Alone in the old bathroom, I crouched,
steaming, in a towel, the warmth
of a recent bath rising from my skin;
long childhood locks lifted in a plastic cap.
While grown-ups thought I bathed, I took a brush
and scrubbed the bath to new. I drew with crayons
made of soap. And wondering what it was to shave,
cut my leg on Dad’s sharp razor blade.
Bath time brought adventure: a metal rack
packed with loofah, sponge, a blue dish
to fill and empty, clean and crinkled fingers
rubbed together with rudish shlucking sounds.
At school, where girls combined to wash,
communal ablutions diluted any sense of fun;
privacy and prudery washed away in timetabled
titivation. All residue of childhood Vimmed.
When chemo winter stole my hair and I was cold,
my constant comfort was a simple bath of tin,
filled from the kitchen sink. Lapped by life
I could be consoled by water, spirited again.
We lose them, don’t we, one by one, to time or aspiration?
What seams we sew, must rip to grow: unseemly alteration.
By stealth, their tide begins to ebb, and tangled in the mortal web
they may forget or shift away from our attention – not to say
we love them less – but like the moon, a distant crescent
glanced at briefly, still in our rounded knowledge there completely.
Look in my face now I have lost some valued constant from a distant past
and find the line which holds me like a kite, and fix me to my missing moon tonight.
D ad told his aviation stories
E very time we met.

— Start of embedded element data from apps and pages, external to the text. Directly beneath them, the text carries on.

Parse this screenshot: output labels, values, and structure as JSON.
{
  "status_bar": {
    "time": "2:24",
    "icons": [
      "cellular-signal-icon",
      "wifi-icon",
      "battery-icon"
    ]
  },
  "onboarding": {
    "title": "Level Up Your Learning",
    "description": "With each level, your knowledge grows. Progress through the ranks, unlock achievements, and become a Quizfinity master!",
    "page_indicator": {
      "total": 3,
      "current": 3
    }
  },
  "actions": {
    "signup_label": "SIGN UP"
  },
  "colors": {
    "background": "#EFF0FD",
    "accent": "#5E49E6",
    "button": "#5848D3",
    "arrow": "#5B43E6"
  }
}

It
M eant I knew them – sort of. His pride and joy –
E ach became grounded, one by one,
N o longer airworthy…
T il, getting my bearings, I turned a key
I n my voice and imagination,
A nd Flight Lieutenant Dean and I, we learned to fly together.
Toes, waist, chest, chin, then swallowed by the sea,
I’m a mermaid, brought up on ear popping sandstone rock,
sent to salsa through a musical element not our own,
where fish may do-si-do through lace of flimsy lungs.
Dive with me heartlong through musical wave ranges,
sparking the excitement of a gazillion castanets.
Let me tantalise you with Chalchiuhtlicue’s castanets,
while jealous Eurybia pirouettes by us in the sea.
Now we’ll reach below the surface for deeper ranges,
and I’ll show you how to roll the waves and rock
in ecstatic freedom, with fine, uninhibited lungs,
until you exclaim, and claim the water as your own.
Then you and I can find a soundscape of our own,
a balletic collaboration, moving beyond castanets,
to a place where dolphins commune and human lungs
split into feather gills, fleet and sexy for the sea;
where we will meet our thermal origins, ready to rock,
and pause to play great fossil pipes at unheard ranges.
When we have absorbed those harmonic underwater ranges,
and sea beard grows between teeth not quite our own;
when we have become our ancestors, and belong to the rock;
somewhere above us still will play those spangled castanets,
and as you lay yourself on my shelf beneath the sea,
so the dance of our bodies will return us up with new lungs.
First breath, as we surface, oxygen thrust into salty lungs;
First cry, as we emerge, sound splintering mountain ranges;
First swim, as we splash, amazed, to the music of the sea;
sent to salsa through an element not our own,
accompanied by the clap of Chalchiuhtlicue’s castanets,
we’ll reach a place where water drums roar on sandstone rock.
We’ll help each other up, upon the drums of sandstone rock,
and, beating chests, exalted in our triumph, fill our lungs
with air, sea below us clapping – a gazillion castanets,
we’ll sing of life and rock and roll and mountain ranges,
and know the music of the earth, which we can never own,
but that we clambered up to dance to, from the sea.
From our hold upon this rock, the clapping of castanets
and our own song, belted with the mighty power of human lungs,
rings out across mountain ranges, and to the bottom of the sea.
In this hall we stand and then the castle is ours,
with its cruck roof a fine shelter in this time;
hear merriment; see us feast well; and smell the
smoke and meat and sweat
from our revelries. Friends join us in song and dance,
faces lit by lamps and burnt orange leaping flames
which wrap around them. Sir Knight, fill my goblet
with goodly red wine,
pull your bench to mine to whisper our intent.
We’ll not leave this place till night, drunk and confused,
breaks the great door, spilling its heady reason –
We’ll not surrender yet!